Christmas was a dull day for many of Zimbabwe’s civil servants who did not receive their December as expected to buy food, gifts or anything else for their households and families.
Earlier promises by the country’s government to pay some of its workers, like teachers, their salaries and end of year bonuses before Christmas, were dashed with an announcement that payments would only be processed on Tuesday, December 29th, while other civil servants like nurses and other government workers, would only be paid on Tuesday, January 5th, 2016.
Richard Gundane, chairman of the Apex Council, which represents government workers, said workers are frustrated by the delays.
“It’s a very unwelcome development,” Gundane said. “A lot of the workers have been speaking out, a lot of the unions have been speaking out, against this.”
Despite their delayed salaries, Gundane said many are still hopeful of getting their promised bonuses, as well.
“We keep on anticipating that there will be a bonus. We have been talking about this in the past two months, we have been talking to government, that they come out clear and clean on the dates when these bonuses are going to be paid.”
But some Zimbabwean economists doubt whether civil servants will get their salaries at all, never mind bonuses, because they say, government is broke.
Independent economic analyst Phillip Chichoni said the company closures or underperforming companies in general are not able to pay their taxes which the government counts on for revenue. He said while a lot of money is circulating in the informal sector, it’s no good for the government as it has not structured a way to collect taxes from it.
“The money which is flowing in the informal market does not belong to the government. It’s citizens’ money from their own bills,” explained Chichoni. “The government can only get money from taxes, so if companies are not making profit, they don’t pay much tax so there is no way the government can raise money without getting tax money.”
As for getting money from the informal market, Chichoni said for now that is a far stretch.
“The problem is that the informal market does not pay taxes.” Chichoni said the government’s only option here is to “find a way to tax the informal market.”
Another independent economic commentator, Rejoice Ngwenya, said the government has to find a way to generate money to pay employees and better run its affairs, in addition to collecting taxes.
“We should generate enough revenue for this government to sustain itself,” said Ngwenya. “A $4 billion budget that was done by [Finance Minister Patrick] Chinamasa a month ago, $3.8-billion was going to civil servants but the money was not there, it was a theoretical budget. It shows how clueless this regime is,” Ngwenya said.
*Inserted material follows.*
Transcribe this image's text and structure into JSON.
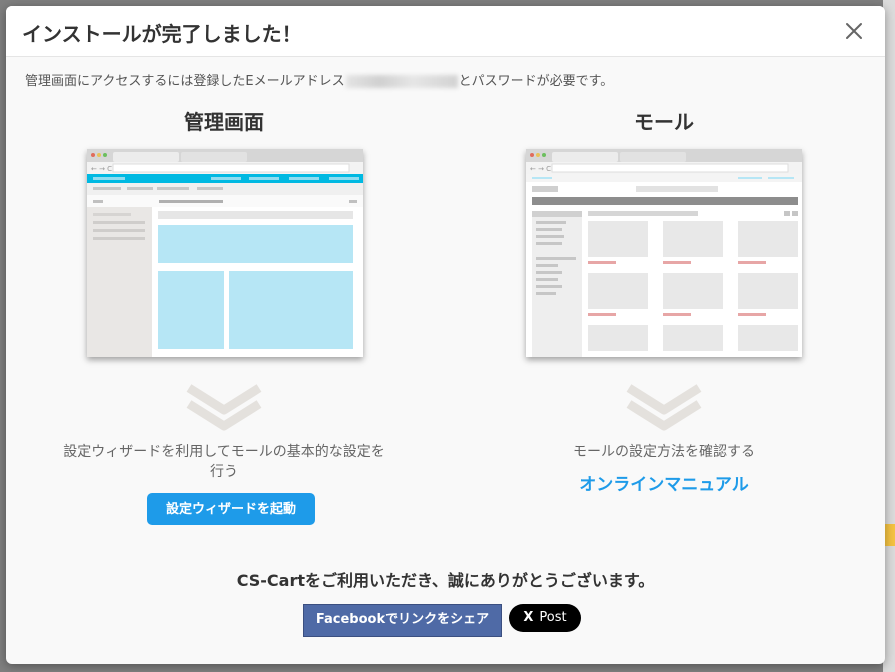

Company closures as well as government and private company layoffs this year have left an estimated 85 percent of the population unemployed, though government argues its just 10 percent. With so little coming from the traditional sources of revenue, economists are pushing for government to do more to alleviate the crisis, which they say could persist for several years to come.
Ngwenya argued the key to resolving the crisis, from the general economy to paying worker salaries, is in the policies that the government needs to implement, given the fact that options such as borrowing money from creditors or printing money, are off the table.
“The problem is not the government’s inability to attract money, the problem is in the inability of this government to create policies that are conducive to create a civilized monetary environment,” said Ngwenya.
Whatever the argument or reason for government’s inability to pay its workers, many workers are holding their breath, as they await Tuesday’s stated pay date, hoping to have cash in hand to at least celebrate the new year.